It’s become cliché to comment on how remarkably
challenging the year 2020 has been. With or without the pandemic 2020 was our first year of operating a school, so regardless it was always going to be a challenging year.
We learnt many things in 2020. Here are but a few.
A year’s delay was a good thing
Our intention was to start the school in 2019, however we encountered a few planning issues with our neighbours which meant that the school’s opening was uncertain. I wrote at the time that I hoped that it would be our Hudaiybiyyah moment and one year on from starting the school, I can certainly say it has been.
In 2019 we ran a learning co-op with other interested families, all the while hoping that we’d be able to over the planning objections that were preventing us from starting the school. It was disappointing not being able to start in 2019 as we hoped, but we experienced so much running the learning co-op in 2019 that it meant we were much better prepared come the start of 2020. Saadia (the school’s Principal) took the time to develop the curriculum and oversee it’s implementation through the co-op educators. Great teachers are what make the the
school, and this was certainly a great development opportunity for us. The year’s grace also gave us the opportunity to comfortably complete the necessary infrastructure works and start to establish the systems and processes necessary to properly administer the school.
The year’s delay was indeed a blessing.
Lesson #2: We have our plan and Allah has His plan
Failing to plan is planning to fail, they say.

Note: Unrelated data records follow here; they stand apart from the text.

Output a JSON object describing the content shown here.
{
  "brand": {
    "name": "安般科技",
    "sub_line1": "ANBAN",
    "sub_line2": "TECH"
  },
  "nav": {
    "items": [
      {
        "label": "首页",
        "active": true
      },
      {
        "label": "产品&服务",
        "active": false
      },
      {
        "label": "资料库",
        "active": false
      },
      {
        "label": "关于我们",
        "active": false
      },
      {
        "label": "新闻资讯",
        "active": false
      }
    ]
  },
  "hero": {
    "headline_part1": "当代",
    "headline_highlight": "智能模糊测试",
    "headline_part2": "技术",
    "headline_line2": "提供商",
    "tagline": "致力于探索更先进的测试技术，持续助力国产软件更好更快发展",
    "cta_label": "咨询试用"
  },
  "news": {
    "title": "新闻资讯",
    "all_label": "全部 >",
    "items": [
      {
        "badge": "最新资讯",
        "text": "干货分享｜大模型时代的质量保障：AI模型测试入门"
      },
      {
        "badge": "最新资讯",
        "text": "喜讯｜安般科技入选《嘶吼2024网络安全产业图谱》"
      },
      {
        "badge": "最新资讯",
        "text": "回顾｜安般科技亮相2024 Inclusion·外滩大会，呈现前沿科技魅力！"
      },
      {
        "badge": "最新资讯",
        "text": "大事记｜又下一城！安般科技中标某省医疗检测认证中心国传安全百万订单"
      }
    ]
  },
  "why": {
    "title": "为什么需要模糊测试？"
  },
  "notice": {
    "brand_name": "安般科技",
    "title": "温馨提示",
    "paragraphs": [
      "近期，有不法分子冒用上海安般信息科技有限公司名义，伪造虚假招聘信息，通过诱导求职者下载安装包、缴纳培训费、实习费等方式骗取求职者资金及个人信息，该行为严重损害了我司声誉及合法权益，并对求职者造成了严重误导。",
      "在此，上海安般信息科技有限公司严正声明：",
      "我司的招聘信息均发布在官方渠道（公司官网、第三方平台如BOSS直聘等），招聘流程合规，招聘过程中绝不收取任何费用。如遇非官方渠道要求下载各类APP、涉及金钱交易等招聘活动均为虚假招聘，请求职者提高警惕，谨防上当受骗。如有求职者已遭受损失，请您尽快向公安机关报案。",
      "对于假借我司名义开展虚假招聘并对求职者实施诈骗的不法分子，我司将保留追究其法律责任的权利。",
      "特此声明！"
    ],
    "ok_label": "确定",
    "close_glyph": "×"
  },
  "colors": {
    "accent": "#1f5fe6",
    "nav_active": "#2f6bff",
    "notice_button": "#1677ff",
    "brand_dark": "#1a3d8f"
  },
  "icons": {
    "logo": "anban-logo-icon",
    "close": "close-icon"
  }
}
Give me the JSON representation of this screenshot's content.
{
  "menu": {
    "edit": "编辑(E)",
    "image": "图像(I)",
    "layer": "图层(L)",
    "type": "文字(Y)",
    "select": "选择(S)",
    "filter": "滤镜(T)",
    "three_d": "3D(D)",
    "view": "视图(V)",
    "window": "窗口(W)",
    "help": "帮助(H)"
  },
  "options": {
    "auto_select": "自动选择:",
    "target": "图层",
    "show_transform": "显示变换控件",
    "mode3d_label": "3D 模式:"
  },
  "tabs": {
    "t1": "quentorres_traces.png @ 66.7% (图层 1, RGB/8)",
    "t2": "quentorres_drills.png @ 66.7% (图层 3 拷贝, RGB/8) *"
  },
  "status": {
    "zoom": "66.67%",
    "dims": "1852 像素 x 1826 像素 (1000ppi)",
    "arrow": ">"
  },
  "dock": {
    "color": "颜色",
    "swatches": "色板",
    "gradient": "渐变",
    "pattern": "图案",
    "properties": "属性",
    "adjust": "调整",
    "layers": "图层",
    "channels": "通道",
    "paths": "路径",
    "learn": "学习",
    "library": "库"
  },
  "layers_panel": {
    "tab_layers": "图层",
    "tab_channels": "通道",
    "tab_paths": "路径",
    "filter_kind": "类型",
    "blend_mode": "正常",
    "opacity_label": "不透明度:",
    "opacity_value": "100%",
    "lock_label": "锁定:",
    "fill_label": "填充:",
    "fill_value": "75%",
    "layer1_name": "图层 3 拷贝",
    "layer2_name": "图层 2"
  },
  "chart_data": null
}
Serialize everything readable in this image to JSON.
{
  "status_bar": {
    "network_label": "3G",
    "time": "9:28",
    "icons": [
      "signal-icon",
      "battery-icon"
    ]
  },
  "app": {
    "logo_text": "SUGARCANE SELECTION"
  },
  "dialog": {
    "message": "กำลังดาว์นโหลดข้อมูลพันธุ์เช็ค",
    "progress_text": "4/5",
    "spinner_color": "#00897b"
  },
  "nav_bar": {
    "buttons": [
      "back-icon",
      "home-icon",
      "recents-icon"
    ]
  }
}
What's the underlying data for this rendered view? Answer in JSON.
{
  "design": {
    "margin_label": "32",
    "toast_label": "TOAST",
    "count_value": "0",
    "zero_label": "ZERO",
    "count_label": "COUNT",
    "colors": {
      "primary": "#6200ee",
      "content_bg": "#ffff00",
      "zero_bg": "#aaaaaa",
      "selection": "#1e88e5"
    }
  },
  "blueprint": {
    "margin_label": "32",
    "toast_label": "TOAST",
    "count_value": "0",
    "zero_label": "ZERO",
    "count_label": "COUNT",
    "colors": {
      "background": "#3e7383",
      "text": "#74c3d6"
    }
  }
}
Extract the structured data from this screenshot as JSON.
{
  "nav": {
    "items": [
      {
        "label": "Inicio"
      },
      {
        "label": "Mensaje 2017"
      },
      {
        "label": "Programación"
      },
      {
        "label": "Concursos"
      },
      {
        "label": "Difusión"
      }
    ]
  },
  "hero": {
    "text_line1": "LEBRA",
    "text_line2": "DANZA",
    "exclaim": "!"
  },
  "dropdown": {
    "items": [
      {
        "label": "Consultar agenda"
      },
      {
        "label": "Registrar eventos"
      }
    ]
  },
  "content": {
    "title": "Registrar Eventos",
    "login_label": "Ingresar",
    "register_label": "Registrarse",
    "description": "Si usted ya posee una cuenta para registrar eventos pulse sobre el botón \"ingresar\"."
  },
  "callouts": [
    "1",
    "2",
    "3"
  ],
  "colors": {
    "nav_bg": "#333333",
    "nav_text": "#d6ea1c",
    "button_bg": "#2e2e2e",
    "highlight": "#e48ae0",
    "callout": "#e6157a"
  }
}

Well we did have a plan for the year 2020, but so too did Allah.
I admit we failed to plan for operating the the school in the middle of a global pandemic. A minor oversight? Well, not quite.
We managed to squeeze in all but one term on site before we were forced to move to remote online learning. No easy task, but our teacher’s embraced it with the best of attitudes and our students kept on learning and developing despite nearly two terms off site.
Well done to all!
Lesson #3: We are the sum of multiple parts
Sometimes I have to pinch myself that we are actually running a school. We started off as a group of concerned parents who were searching for a better way to educate our children and today
we are officially on the register of schools in the State of Victoria.
How did this even happen?
When people think school, they think teachers and students. Absolutely that’s the core, but there are so many facets to running a school – there’s the infrastructure to look after, the government to report to, the IT systems to set-up, the kitchen to operate, the stakeholders to manage and the list could go on and on.
What’s been absolutely clear that one person can’t do it all. We
are the sum of multiple parts and we thank Allah for bringing us all together.
Lesson #4: Provision comes from where you never expect
Allah says in the Quran:
Whoever fears Allah Allah will find a way out for him and He will provide him from sources that he could never have imagined [Quran 65, Verses 2-3]
And last year was a testament to this.
Truth be known, being a new school we always had that worry about where our students would come from. As it turned out, we had students come to us from all over the place including three who arrived in Melbourne from Brazil (of all places!) and others who crossed the Yarra River daily to come to school.
Allah speaks the truth. Believe it. Live by it.
Lesson #5: Individualising learning is key
We’ve gotten to know our student’s really well this year and it has become abundantly clear that they are all individuals that really need their specific needs attended to.
One child may be struggling with their handwriting, but may
be amazing in the playground. Whilst another may be excelling academically, but needs to learn know how to manage their anger better. So, just how do each of these children need to be nurtured and educated?
Individualizing learning is key to a child developing holistically.
I’ve been immensely proud of our teacher’s ability and passion for catering to every single child individually. I shudder to think what a child really gets out of school if they are a part of a one size fits all, cookie cutter type system. We designed our school as a small school in order to be able to do this for the children that come under our care and it is something that we are absolutely committed to as the years roll by.
May Allah continue to make it possible.